§ **WHAT THE TASK ASKS**:
Each record must be printed exactly as given.

Element data from apps and pages
+===+
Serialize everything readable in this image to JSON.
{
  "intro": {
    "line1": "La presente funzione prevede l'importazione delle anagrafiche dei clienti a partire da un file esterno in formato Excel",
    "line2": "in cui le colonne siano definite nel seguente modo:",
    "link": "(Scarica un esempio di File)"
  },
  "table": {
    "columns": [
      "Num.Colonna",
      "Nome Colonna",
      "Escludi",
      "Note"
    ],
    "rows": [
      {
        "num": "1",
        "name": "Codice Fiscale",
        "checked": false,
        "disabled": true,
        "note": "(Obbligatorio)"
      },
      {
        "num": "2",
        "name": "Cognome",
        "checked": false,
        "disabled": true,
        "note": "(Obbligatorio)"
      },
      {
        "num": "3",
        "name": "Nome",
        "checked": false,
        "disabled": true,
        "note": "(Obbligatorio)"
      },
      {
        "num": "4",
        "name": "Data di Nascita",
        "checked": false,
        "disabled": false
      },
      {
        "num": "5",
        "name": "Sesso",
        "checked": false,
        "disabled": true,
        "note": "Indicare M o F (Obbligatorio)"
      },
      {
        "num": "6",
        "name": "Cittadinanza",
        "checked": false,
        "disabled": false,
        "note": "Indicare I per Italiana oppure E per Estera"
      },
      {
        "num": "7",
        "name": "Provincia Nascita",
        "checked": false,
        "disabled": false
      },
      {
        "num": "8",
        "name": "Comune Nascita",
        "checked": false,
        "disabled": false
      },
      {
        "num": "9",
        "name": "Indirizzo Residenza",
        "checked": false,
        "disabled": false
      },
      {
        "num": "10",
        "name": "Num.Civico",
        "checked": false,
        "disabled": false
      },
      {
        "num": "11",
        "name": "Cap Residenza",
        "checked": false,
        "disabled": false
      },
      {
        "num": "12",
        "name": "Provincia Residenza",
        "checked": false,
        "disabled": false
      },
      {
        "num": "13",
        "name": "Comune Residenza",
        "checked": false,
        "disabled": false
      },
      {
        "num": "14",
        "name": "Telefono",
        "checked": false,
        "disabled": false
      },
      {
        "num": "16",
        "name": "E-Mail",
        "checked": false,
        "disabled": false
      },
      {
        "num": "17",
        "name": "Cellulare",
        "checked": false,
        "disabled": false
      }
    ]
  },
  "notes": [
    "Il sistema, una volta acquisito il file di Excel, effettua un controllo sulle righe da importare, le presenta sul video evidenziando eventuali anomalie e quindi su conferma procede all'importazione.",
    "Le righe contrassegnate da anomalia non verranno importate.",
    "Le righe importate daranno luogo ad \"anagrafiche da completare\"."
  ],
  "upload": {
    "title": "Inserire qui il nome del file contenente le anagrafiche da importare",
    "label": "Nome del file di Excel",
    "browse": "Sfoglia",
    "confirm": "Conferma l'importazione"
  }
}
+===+
§ **ANSWER FOR THIS EXERCISE**:
Serialize everything readable in this image to JSON.
{
  "intro": {
    "line1": "La presente funzione prevede l'importazione delle anagrafiche dei clienti a partire da un file esterno in formato Excel",
    "line2": "in cui le colonne siano definite nel seguente modo:",
    "link": "(Scarica un esempio di File)"
  },
  "table": {
    "columns": [
      "Num.Colonna",
      "Nome Colonna",
      "Escludi",
      "Note"
    ],
    "rows": [
      {
        "num": "1",
        "name": "Codice Fiscale",
        "checked": false,
        "disabled": true,
        "note": "(Obbligatorio)"
      },
      {
        "num": "2",
        "name": "Cognome",
        "checked": false,
        "disabled": true,
        "note": "(Obbligatorio)"
      },
      {
        "num": "3",
        "name": "Nome",
        "checked": false,
        "disabled": true,
        "note": "(Obbligatorio)"
      },
      {
        "num": "4",
        "name": "Data di Nascita",
        "checked": false,
        "disabled": false
      },
      {
        "num": "5",
        "name": "Sesso",
        "checked": false,
        "disabled": true,
        "note": "Indicare M o F (Obbligatorio)"
      },
      {
        "num": "6",
        "name": "Cittadinanza",
        "checked": false,
        "disabled": false,
        "note": "Indicare I per Italiana oppure E per Estera"
      },
      {
        "num": "7",
        "name": "Provincia Nascita",
        "checked": false,
        "disabled": false
      },
      {
        "num": "8",
        "name": "Comune Nascita",
        "checked": false,
        "disabled": false
      },
      {
        "num": "9",
        "name": "Indirizzo Residenza",
        "checked": false,
        "disabled": false
      },
      {
        "num": "10",
        "name": "Num.Civico",
        "checked": false,
        "disabled": false
      },
      {
        "num": "11",
        "name": "Cap Residenza",
        "checked": false,
        "disabled": false
      },
      {
        "num": "12",
        "name": "Provincia Residenza",
        "checked": false,
        "disabled": false
      },
      {
        "num": "13",
        "name": "Comune Residenza",
        "checked": false,
        "disabled": false
      },
      {
        "num": "14",
        "name": "Telefono",
        "checked": false,
        "disabled": false
      },
      {
        "num": "16",
        "name": "E-Mail",
        "checked": false,
        "disabled": false
      },
      {
        "num": "17",
        "name": "Cellulare",
        "checked": false,
        "disabled": false
      }
    ]
  },
  "notes": [
    "Il sistema, una volta acquisito il file di Excel, effettua un controllo sulle righe da importare, le presenta sul video evidenziando eventuali anomalie e quindi su conferma procede all'importazione.",
    "Le righe contrassegnate da anomalia non verranno importate.",
    "Le righe importate daranno luogo ad \"anagrafiche da completare\"."
  ],
  "upload": {
    "title": "Inserire qui il nome del file contenente le anagrafiche da importare",
    "label": "Nome del file di Excel",
    "browse": "Sfoglia",
    "confirm": "Conferma l'importazione"
  }
}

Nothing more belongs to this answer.